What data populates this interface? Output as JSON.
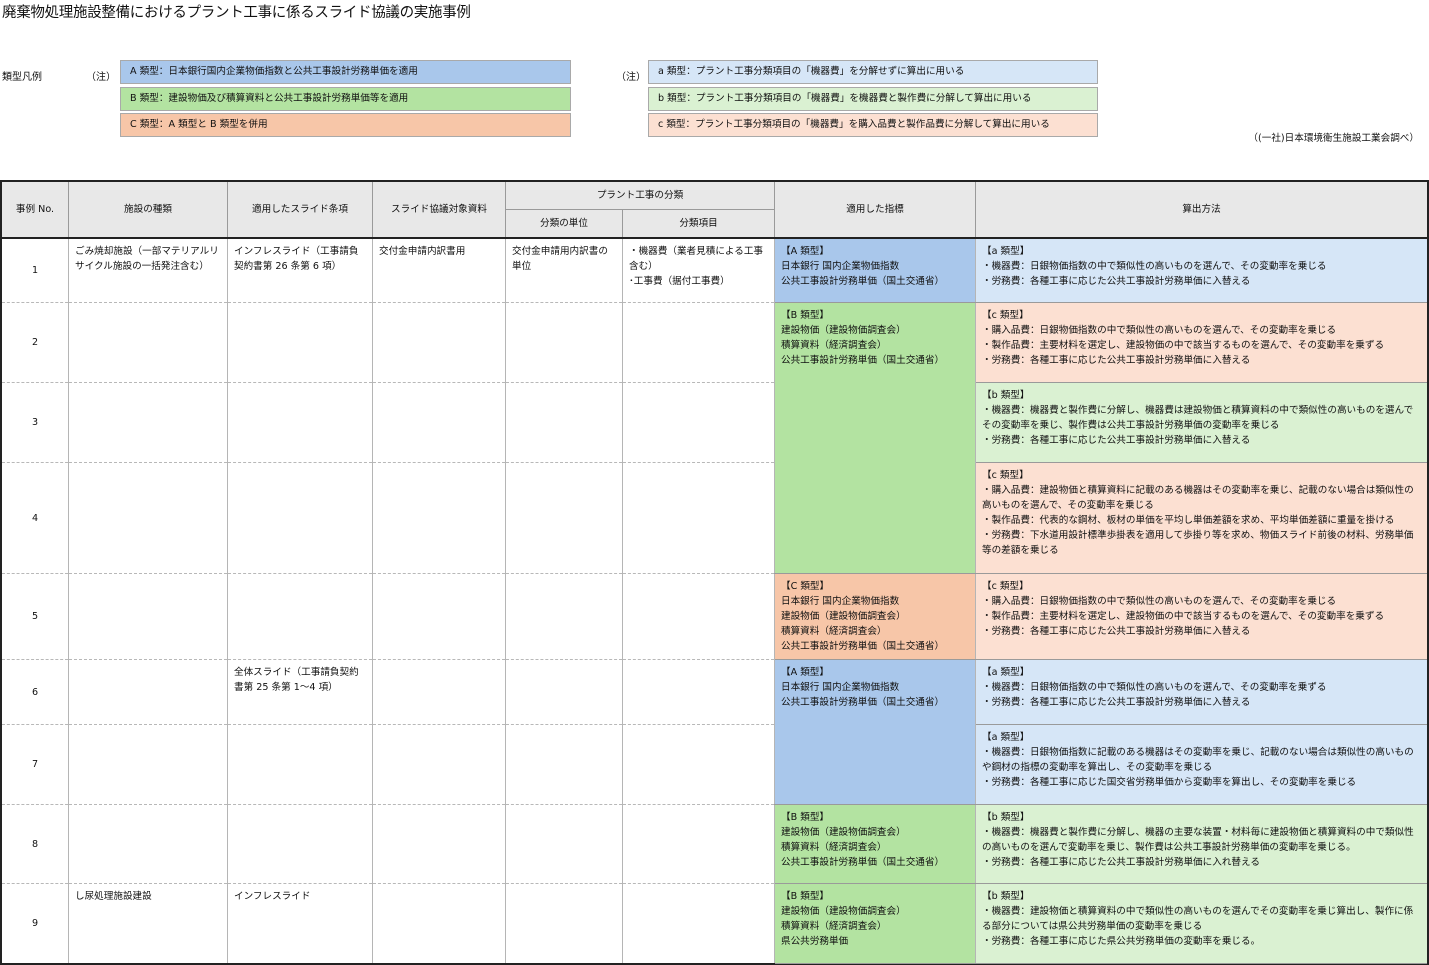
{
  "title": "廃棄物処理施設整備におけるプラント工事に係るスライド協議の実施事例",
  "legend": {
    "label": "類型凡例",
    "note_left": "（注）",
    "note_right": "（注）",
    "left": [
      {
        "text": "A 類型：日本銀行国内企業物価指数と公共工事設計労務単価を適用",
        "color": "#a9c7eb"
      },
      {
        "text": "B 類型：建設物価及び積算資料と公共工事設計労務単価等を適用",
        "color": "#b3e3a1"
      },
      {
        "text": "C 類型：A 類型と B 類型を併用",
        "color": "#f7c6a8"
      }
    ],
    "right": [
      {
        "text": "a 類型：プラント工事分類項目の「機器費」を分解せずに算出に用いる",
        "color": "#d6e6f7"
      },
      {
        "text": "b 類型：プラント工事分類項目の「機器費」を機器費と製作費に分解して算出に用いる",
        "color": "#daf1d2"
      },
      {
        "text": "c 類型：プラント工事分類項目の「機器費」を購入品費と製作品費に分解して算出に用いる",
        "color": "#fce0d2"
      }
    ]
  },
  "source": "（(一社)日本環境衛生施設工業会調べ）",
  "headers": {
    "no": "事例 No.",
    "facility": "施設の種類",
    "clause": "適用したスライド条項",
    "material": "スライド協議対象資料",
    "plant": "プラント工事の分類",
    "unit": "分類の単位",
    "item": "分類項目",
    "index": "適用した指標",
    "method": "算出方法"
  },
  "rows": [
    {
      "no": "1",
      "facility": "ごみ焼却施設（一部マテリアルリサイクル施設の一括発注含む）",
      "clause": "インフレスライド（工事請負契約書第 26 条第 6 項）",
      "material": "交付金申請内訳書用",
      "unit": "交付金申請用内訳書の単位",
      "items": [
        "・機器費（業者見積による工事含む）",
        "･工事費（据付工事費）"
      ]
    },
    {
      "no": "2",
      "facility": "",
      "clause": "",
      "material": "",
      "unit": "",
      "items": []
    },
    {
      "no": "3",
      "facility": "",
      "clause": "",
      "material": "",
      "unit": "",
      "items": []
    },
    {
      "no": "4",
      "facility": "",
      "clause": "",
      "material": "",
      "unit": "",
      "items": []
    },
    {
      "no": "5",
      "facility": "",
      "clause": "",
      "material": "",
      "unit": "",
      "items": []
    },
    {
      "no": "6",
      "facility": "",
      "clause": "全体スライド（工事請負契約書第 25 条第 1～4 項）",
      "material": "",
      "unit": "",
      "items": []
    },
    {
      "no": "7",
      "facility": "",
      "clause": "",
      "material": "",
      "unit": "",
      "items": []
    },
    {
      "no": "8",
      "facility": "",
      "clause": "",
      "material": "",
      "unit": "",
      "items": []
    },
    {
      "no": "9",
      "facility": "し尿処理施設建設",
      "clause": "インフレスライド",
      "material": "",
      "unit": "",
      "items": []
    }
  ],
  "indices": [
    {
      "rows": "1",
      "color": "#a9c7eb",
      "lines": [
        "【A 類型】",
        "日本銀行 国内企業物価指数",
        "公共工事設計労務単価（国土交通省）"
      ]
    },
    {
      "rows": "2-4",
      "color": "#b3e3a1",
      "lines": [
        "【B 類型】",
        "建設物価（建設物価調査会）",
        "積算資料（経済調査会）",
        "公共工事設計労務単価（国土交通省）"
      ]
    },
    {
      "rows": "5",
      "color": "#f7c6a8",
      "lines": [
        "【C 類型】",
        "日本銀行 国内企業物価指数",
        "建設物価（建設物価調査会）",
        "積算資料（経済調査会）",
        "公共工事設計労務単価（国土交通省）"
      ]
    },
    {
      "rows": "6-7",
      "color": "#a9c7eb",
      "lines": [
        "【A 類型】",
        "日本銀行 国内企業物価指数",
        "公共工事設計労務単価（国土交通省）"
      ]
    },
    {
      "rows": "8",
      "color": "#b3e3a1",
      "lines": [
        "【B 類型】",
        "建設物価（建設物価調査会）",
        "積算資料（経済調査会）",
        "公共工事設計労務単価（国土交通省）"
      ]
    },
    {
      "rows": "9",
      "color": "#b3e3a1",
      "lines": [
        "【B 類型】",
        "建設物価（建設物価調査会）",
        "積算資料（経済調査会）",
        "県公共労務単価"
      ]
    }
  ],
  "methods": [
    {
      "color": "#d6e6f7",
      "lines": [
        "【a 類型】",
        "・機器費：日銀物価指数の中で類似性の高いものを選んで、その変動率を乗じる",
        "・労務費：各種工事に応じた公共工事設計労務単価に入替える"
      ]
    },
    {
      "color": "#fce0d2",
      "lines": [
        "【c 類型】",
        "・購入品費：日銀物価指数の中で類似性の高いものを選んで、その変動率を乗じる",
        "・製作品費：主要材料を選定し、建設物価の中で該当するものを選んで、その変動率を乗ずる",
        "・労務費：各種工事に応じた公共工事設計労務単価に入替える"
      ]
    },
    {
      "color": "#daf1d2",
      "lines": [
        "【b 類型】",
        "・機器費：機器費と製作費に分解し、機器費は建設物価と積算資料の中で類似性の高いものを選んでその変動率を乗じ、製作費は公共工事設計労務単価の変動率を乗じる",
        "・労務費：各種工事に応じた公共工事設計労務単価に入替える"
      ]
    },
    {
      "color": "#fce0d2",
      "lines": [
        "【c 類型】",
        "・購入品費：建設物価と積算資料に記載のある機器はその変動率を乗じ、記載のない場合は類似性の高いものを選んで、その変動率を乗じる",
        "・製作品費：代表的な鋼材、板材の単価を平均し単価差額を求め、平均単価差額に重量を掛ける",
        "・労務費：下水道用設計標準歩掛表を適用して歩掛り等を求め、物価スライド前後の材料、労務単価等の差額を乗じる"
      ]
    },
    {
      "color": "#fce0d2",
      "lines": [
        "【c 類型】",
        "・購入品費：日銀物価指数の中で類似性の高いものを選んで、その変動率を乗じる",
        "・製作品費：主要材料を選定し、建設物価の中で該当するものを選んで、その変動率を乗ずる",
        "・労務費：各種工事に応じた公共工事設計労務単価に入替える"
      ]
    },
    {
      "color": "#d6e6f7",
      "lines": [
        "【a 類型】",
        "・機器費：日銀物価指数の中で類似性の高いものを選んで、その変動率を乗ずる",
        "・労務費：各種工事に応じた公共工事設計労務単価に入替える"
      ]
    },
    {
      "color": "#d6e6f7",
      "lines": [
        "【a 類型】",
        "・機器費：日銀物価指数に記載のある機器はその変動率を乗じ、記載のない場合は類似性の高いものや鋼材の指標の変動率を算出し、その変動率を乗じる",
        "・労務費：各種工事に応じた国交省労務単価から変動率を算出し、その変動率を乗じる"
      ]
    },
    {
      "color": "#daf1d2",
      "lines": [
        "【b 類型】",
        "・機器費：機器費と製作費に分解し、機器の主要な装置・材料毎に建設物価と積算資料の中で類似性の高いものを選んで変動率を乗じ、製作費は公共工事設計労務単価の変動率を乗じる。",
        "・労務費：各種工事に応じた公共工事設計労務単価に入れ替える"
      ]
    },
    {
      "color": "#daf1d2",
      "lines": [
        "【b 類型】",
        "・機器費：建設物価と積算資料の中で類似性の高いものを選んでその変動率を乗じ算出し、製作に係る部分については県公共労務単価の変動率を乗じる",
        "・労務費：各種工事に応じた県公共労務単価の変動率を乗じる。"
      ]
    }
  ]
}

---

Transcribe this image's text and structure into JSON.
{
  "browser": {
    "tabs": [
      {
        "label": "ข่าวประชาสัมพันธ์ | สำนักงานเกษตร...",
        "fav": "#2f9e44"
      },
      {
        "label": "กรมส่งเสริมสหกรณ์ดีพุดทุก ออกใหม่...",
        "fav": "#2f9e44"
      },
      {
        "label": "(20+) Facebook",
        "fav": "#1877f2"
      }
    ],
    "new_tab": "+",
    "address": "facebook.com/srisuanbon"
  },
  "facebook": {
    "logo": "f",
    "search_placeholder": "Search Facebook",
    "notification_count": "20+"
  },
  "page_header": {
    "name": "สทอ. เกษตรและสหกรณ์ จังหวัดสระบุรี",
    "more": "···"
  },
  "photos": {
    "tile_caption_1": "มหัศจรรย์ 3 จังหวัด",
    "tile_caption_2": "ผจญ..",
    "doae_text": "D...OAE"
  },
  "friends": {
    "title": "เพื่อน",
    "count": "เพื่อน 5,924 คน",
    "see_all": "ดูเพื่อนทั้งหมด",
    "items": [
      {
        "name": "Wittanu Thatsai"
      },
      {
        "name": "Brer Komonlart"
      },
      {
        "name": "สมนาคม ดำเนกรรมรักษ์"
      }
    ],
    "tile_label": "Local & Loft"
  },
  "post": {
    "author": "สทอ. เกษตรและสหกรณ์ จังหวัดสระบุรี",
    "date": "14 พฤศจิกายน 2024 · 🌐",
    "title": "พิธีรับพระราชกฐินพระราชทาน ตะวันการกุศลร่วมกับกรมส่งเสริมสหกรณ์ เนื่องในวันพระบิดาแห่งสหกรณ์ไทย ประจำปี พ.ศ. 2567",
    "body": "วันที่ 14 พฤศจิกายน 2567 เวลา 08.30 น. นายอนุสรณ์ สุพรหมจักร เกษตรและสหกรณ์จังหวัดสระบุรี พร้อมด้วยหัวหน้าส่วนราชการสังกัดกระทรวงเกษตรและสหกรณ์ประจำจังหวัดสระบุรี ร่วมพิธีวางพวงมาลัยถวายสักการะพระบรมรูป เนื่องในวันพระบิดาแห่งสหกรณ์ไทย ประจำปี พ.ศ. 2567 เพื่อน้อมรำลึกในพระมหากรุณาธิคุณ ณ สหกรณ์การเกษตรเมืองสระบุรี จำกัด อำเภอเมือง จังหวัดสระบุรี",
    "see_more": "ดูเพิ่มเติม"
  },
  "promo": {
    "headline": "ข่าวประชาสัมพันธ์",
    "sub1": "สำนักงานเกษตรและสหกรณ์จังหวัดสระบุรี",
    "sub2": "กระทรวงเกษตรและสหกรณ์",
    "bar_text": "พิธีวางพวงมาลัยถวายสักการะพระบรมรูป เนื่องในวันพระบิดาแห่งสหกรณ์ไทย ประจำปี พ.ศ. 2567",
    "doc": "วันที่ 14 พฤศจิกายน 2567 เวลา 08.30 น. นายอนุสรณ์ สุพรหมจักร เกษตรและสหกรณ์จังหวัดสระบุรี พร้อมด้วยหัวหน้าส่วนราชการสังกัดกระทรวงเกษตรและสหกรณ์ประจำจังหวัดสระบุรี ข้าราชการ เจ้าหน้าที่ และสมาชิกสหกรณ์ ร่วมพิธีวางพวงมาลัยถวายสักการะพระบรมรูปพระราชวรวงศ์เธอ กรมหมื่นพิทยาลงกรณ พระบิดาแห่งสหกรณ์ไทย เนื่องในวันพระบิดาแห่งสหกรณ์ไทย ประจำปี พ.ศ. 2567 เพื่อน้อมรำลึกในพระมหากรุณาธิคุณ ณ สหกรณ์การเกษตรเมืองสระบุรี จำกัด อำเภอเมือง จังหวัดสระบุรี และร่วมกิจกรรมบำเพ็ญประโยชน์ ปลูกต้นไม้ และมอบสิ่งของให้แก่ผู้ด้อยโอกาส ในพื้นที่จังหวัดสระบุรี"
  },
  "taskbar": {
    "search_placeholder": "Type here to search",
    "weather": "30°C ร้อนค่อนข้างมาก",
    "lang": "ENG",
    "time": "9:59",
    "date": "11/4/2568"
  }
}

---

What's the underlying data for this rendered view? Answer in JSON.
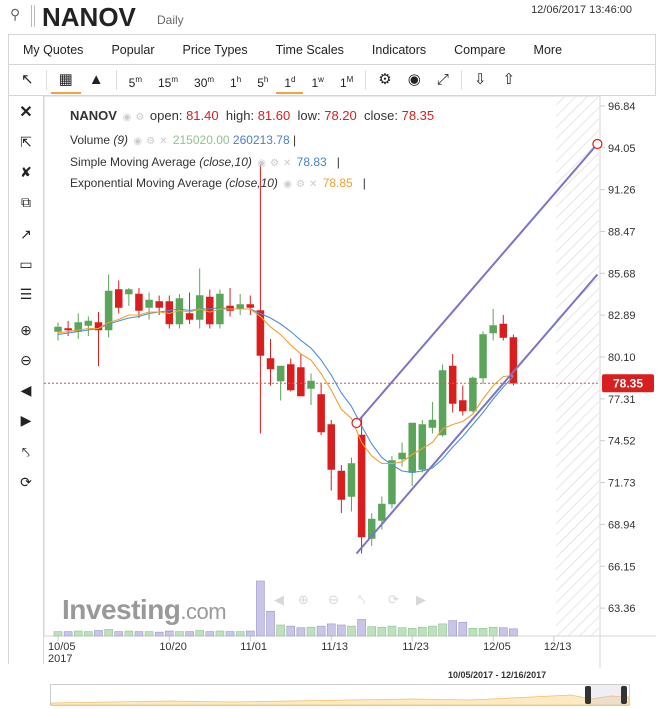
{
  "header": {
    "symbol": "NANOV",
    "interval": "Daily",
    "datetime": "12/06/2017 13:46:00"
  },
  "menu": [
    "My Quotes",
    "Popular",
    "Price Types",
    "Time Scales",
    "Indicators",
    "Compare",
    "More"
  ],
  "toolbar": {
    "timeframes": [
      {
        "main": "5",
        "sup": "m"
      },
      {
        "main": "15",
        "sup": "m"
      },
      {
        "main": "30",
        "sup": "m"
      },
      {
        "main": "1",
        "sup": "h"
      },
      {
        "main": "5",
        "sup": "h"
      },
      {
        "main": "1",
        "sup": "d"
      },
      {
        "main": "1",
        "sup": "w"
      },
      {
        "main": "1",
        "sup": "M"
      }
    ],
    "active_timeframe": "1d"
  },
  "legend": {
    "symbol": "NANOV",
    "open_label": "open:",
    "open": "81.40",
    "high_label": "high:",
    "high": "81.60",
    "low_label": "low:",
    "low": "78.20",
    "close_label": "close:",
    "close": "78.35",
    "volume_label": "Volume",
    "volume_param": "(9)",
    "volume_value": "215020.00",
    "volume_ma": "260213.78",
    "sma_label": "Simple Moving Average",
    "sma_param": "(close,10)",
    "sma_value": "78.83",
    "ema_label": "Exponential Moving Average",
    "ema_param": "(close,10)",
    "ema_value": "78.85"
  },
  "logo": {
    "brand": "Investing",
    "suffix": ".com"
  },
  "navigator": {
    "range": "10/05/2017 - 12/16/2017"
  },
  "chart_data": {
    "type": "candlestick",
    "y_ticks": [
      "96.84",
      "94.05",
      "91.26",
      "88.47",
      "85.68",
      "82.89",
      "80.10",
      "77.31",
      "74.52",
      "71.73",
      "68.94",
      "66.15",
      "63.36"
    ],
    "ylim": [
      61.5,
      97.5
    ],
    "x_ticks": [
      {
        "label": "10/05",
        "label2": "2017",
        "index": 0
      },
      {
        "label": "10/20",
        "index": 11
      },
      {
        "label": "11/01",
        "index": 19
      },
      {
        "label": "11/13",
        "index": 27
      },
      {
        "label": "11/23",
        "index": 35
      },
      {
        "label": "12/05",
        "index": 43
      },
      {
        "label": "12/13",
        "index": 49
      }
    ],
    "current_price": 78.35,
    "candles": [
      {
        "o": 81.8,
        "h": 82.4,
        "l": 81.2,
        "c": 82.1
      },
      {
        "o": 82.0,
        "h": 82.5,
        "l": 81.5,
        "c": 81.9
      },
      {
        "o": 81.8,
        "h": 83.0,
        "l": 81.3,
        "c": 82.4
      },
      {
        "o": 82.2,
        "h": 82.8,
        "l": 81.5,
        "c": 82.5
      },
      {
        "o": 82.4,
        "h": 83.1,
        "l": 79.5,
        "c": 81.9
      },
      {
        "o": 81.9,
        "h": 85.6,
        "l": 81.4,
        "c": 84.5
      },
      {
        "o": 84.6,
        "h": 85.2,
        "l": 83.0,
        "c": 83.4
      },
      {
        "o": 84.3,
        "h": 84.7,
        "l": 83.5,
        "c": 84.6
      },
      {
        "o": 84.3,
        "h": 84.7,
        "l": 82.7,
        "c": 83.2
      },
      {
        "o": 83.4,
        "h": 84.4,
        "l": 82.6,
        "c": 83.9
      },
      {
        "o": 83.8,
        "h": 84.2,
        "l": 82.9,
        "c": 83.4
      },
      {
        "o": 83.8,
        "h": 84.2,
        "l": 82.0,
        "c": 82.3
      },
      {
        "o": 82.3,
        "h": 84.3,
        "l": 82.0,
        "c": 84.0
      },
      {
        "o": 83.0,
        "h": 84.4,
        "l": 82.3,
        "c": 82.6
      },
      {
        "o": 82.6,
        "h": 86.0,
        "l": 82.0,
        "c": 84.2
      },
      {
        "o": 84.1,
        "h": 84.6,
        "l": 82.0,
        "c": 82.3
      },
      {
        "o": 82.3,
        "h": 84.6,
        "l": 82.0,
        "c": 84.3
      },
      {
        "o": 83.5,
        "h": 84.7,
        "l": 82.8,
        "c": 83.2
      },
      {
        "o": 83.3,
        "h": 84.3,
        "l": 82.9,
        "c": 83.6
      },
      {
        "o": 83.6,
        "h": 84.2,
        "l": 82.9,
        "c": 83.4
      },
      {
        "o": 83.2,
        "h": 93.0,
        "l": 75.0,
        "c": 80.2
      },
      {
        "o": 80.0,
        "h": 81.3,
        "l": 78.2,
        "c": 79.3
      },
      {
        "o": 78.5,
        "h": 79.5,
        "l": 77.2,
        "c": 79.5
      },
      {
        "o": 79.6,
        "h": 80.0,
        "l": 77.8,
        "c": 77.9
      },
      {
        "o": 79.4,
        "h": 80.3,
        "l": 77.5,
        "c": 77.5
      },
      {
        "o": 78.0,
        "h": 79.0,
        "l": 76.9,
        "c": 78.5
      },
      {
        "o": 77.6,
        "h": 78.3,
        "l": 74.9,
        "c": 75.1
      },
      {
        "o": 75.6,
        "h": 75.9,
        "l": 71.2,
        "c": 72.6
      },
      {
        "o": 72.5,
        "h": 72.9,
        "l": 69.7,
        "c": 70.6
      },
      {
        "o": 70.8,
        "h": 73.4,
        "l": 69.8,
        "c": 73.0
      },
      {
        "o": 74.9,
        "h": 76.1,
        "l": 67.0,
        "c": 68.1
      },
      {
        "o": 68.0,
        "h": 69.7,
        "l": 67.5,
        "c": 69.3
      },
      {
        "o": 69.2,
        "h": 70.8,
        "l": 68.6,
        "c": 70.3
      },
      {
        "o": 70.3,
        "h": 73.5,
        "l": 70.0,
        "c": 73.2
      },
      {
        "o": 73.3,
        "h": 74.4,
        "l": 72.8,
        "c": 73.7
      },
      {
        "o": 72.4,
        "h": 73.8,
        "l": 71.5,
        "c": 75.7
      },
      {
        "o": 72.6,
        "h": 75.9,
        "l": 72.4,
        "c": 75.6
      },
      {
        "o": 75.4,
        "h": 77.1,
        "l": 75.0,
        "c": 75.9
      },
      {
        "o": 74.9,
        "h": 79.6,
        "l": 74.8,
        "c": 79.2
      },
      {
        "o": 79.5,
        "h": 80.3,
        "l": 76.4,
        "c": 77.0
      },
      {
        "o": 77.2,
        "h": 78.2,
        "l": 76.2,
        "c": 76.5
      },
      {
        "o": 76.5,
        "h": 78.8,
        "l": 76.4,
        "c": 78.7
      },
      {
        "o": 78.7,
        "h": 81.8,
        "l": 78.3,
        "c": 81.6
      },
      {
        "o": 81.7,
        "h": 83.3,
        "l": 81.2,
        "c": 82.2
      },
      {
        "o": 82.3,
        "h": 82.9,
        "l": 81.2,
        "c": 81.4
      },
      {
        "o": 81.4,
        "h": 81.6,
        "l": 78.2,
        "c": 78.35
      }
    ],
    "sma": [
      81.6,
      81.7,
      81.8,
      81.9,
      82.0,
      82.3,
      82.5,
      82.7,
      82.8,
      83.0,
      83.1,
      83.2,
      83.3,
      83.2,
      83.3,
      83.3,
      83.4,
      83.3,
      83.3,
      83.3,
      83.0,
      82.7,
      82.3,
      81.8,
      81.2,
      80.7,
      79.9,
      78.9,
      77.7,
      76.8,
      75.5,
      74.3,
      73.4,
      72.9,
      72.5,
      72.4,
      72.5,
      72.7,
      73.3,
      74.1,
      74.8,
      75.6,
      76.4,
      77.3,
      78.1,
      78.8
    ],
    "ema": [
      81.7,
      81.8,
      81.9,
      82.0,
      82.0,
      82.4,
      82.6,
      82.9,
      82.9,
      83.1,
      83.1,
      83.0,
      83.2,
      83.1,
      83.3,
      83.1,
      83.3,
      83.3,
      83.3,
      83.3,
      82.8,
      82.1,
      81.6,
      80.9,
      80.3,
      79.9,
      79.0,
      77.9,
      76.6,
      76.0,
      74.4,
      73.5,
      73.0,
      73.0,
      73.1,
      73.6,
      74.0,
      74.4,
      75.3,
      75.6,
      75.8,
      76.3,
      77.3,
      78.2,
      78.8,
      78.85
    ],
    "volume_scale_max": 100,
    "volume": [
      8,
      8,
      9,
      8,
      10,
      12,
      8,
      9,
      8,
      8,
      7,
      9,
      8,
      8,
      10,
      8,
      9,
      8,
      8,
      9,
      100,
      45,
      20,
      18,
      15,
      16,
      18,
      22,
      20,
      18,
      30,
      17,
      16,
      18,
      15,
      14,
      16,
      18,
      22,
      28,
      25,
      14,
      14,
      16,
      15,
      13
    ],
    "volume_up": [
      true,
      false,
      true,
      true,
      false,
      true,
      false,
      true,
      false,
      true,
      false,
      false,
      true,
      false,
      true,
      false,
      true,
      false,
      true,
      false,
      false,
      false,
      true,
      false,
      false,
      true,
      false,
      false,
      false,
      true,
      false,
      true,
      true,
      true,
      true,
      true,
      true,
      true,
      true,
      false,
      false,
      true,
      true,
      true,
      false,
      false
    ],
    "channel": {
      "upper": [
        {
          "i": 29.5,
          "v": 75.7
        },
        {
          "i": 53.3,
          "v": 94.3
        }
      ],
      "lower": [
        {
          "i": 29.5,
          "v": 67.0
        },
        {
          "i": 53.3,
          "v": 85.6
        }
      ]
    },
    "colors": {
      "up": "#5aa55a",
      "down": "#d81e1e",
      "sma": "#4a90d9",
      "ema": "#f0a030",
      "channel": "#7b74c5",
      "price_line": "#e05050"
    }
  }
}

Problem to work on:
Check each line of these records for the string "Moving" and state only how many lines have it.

Finished exercise:
2